WHAT THE TASK ASKS => Lines from the records below that contain the word "shoe" are to be copied out.

[EXERCISE DATA]

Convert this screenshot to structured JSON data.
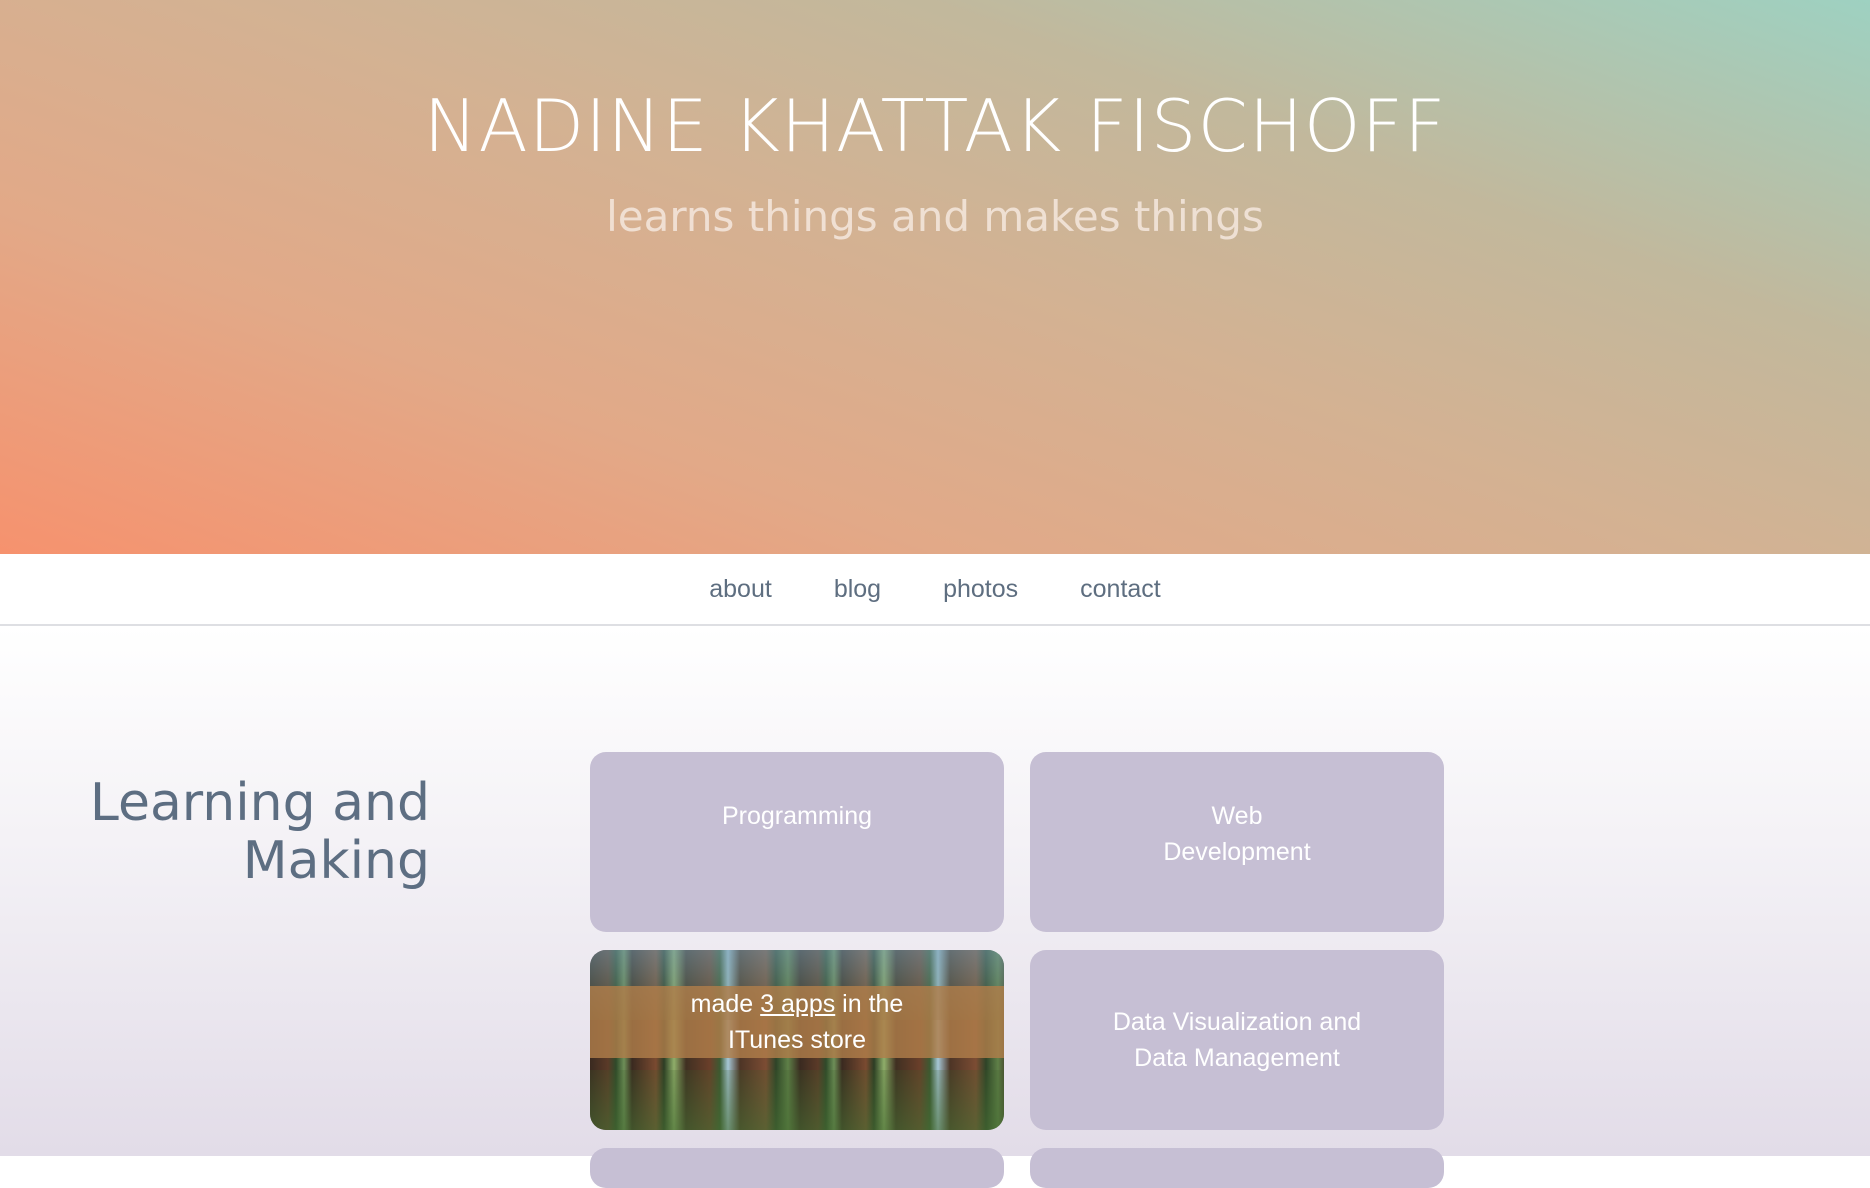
{
  "hero": {
    "title": "NADINE KHATTAK FISCHOFF",
    "subtitle": "learns things and makes things"
  },
  "nav": {
    "items": [
      {
        "label": "about"
      },
      {
        "label": "blog"
      },
      {
        "label": "photos"
      },
      {
        "label": "contact"
      }
    ]
  },
  "section": {
    "heading_line1": "Learning and",
    "heading_line2": "Making"
  },
  "cards": {
    "programming": {
      "label": "Programming"
    },
    "web_dev": {
      "line1": "Web",
      "line2": "Development"
    },
    "apps": {
      "prefix": "made ",
      "link": "3 apps",
      "suffix": " in the",
      "line2": "ITunes store"
    },
    "data_viz": {
      "line1": "Data Visualization and",
      "line2": "Data Management"
    }
  },
  "colors": {
    "hero_gradient_start": "#f6926e",
    "hero_gradient_end": "#9ed1c1",
    "nav_text": "#5e6e80",
    "heading_text": "#5d6e82",
    "card_bg": "#c6bfd4",
    "card_text": "#ffffff",
    "apps_band": "#b07e4a"
  }
}
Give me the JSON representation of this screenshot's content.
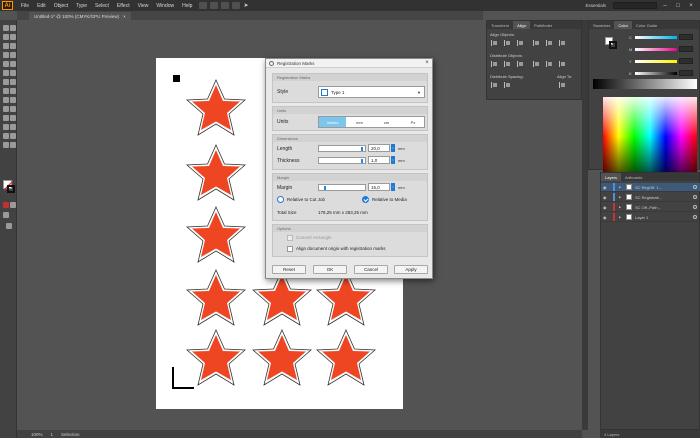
{
  "app": {
    "logo": "Ai",
    "menu": [
      "File",
      "Edit",
      "Object",
      "Type",
      "Select",
      "Effect",
      "View",
      "Window",
      "Help"
    ],
    "workspace": "Essentials",
    "search_placeholder": "Search Adobe Stock"
  },
  "document": {
    "tab_title": "Untitled-1* @ 100% (CMYK/GPU Preview)",
    "close": "×"
  },
  "status": {
    "zoom": "100%",
    "page": "1",
    "mode": "Selection"
  },
  "dialog": {
    "title": "Registration Marks",
    "close": "×",
    "sections": {
      "registration": "Registration Marks",
      "units": "Units",
      "dimensions": "Dimensions",
      "margin": "Margin",
      "options": "Options"
    },
    "style_label": "Style",
    "style_value": "Type 1",
    "units_label": "Units",
    "units_options": [
      "Inches",
      "mm",
      "cm",
      "Px"
    ],
    "units_selected": "Inches",
    "length_label": "Length",
    "length_value": "20,0",
    "length_unit": "mm",
    "thickness_label": "Thickness",
    "thickness_value": "1,0",
    "thickness_unit": "mm",
    "margin_label": "Margin",
    "margin_value": "15,0",
    "margin_unit": "mm",
    "relative_cut_label": "Relative to Cut Job",
    "relative_media_label": "Relative to Media",
    "total_size_label": "Total Size",
    "total_size_value": "178,25 mm x 283,25 mm",
    "convert_rect_label": "Convert rectangle",
    "align_origin_label": "Align document origin with registration marks",
    "buttons": {
      "reset": "Reset",
      "ok": "OK",
      "cancel": "Cancel",
      "apply": "Apply"
    }
  },
  "align_panel": {
    "tabs": [
      "Transform",
      "Align",
      "Pathfinder"
    ],
    "active_tab": "Align",
    "align_objects": "Align Objects:",
    "distribute_objects": "Distribute Objects:",
    "distribute_spacing": "Distribute Spacing:",
    "align_to": "Align To:"
  },
  "color_panel": {
    "tabs": [
      "Swatches",
      "Color",
      "Color Guide"
    ],
    "active_tab": "Color",
    "channels": [
      "C",
      "M",
      "Y",
      "K"
    ]
  },
  "layers_panel": {
    "tabs": [
      "Layers",
      "Artboards"
    ],
    "active_tab": "Layers",
    "rows": [
      {
        "name": "SC RegOff. 1...",
        "color": "#4e8fe0",
        "selected": true
      },
      {
        "name": "SC Registrati...",
        "color": "#4e8fe0",
        "selected": false
      },
      {
        "name": "SC Off.-Path...",
        "color": "#d03030",
        "selected": false
      },
      {
        "name": "Layer 1",
        "color": "#d03030",
        "selected": false
      }
    ],
    "footer": "4 Layers"
  },
  "colors": {
    "star_fill": "#ee4623",
    "accent": "#1f7ad6"
  }
}
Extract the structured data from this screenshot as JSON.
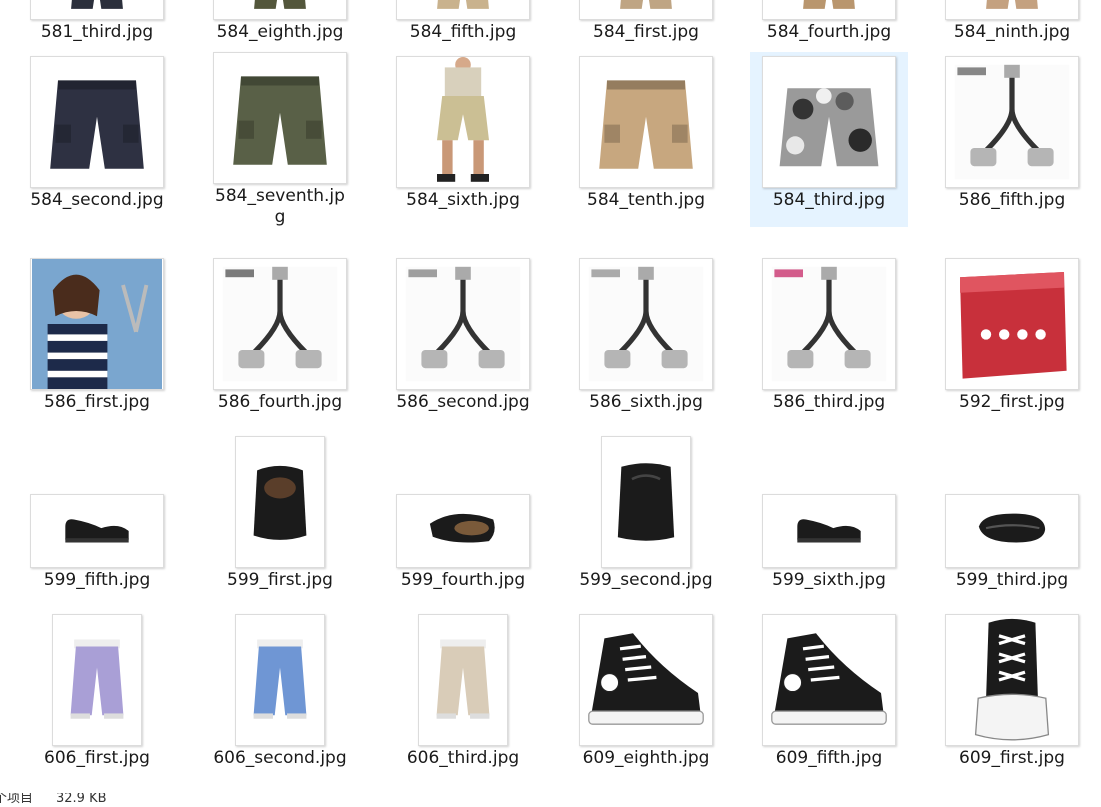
{
  "window": {
    "status_items": "个项目",
    "status_size": "32.9 KB"
  },
  "rows": [
    [
      {
        "name": "581_third.jpg",
        "thumb": "shorts",
        "color": "#2b2f3c",
        "fit": "wide"
      },
      {
        "name": "584_eighth.jpg",
        "thumb": "shorts",
        "color": "#53563b",
        "fit": "wide"
      },
      {
        "name": "584_fifth.jpg",
        "thumb": "shorts",
        "color": "#c9b28d",
        "fit": "wide"
      },
      {
        "name": "584_first.jpg",
        "thumb": "shorts",
        "color": "#bfa584",
        "fit": "wide"
      },
      {
        "name": "584_fourth.jpg",
        "thumb": "shorts",
        "color": "#b9966e",
        "fit": "wide"
      },
      {
        "name": "584_ninth.jpg",
        "thumb": "shorts",
        "color": "#c4a180",
        "fit": "wide"
      }
    ],
    [
      {
        "name": "584_second.jpg",
        "thumb": "shorts",
        "color": "#2e3142",
        "fit": "square"
      },
      {
        "name": "584_seventh.jpg",
        "thumb": "shorts",
        "color": "#596047",
        "fit": "square"
      },
      {
        "name": "584_sixth.jpg",
        "thumb": "person-shorts",
        "color": "#cbbf94",
        "fit": "square"
      },
      {
        "name": "584_tenth.jpg",
        "thumb": "shorts",
        "color": "#c7a77f",
        "fit": "square"
      },
      {
        "name": "584_third.jpg",
        "thumb": "camo-shorts",
        "color": "#6a6a6a",
        "fit": "square",
        "selected": true
      },
      {
        "name": "586_fifth.jpg",
        "thumb": "adapter",
        "color": "#555555",
        "fit": "square"
      }
    ],
    [
      {
        "name": "586_first.jpg",
        "thumb": "woman",
        "color": "#3a6fa8",
        "fit": "square"
      },
      {
        "name": "586_fourth.jpg",
        "thumb": "adapter",
        "color": "#444444",
        "fit": "square"
      },
      {
        "name": "586_second.jpg",
        "thumb": "adapter",
        "color": "#777777",
        "fit": "square"
      },
      {
        "name": "586_sixth.jpg",
        "thumb": "adapter",
        "color": "#888888",
        "fit": "square"
      },
      {
        "name": "586_third.jpg",
        "thumb": "adapter",
        "color": "#c2185b",
        "fit": "square"
      },
      {
        "name": "592_first.jpg",
        "thumb": "redbox",
        "color": "#c8303b",
        "fit": "square"
      }
    ],
    [
      {
        "name": "599_fifth.jpg",
        "thumb": "shoe-side",
        "color": "#1b1b1b",
        "fit": "wide"
      },
      {
        "name": "599_first.jpg",
        "thumb": "shoe-front",
        "color": "#1b1b1b",
        "fit": "tall"
      },
      {
        "name": "599_fourth.jpg",
        "thumb": "shoe-top",
        "color": "#1b1b1b",
        "fit": "wide"
      },
      {
        "name": "599_second.jpg",
        "thumb": "shoe-back",
        "color": "#1b1b1b",
        "fit": "tall"
      },
      {
        "name": "599_sixth.jpg",
        "thumb": "shoe-side",
        "color": "#1b1b1b",
        "fit": "wide"
      },
      {
        "name": "599_third.jpg",
        "thumb": "shoe-sole",
        "color": "#1b1b1b",
        "fit": "wide"
      }
    ],
    [
      {
        "name": "606_first.jpg",
        "thumb": "pants",
        "color": "#a99fd6",
        "fit": "tall"
      },
      {
        "name": "606_second.jpg",
        "thumb": "pants",
        "color": "#6f96d4",
        "fit": "tall"
      },
      {
        "name": "606_third.jpg",
        "thumb": "pants",
        "color": "#d9ccb8",
        "fit": "tall"
      },
      {
        "name": "609_eighth.jpg",
        "thumb": "sneaker",
        "color": "#1b1b1b",
        "fit": "square"
      },
      {
        "name": "609_fifth.jpg",
        "thumb": "sneaker",
        "color": "#1b1b1b",
        "fit": "square"
      },
      {
        "name": "609_first.jpg",
        "thumb": "sneaker-front",
        "color": "#1b1b1b",
        "fit": "square"
      }
    ]
  ]
}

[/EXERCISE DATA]

TASK RESULT =>
        "thumb": "shoe-side",
        "thumb": "shoe-front",
        "thumb": "shoe-top",
        "thumb": "shoe-back",
        "thumb": "shoe-side",
        "thumb": "shoe-sole",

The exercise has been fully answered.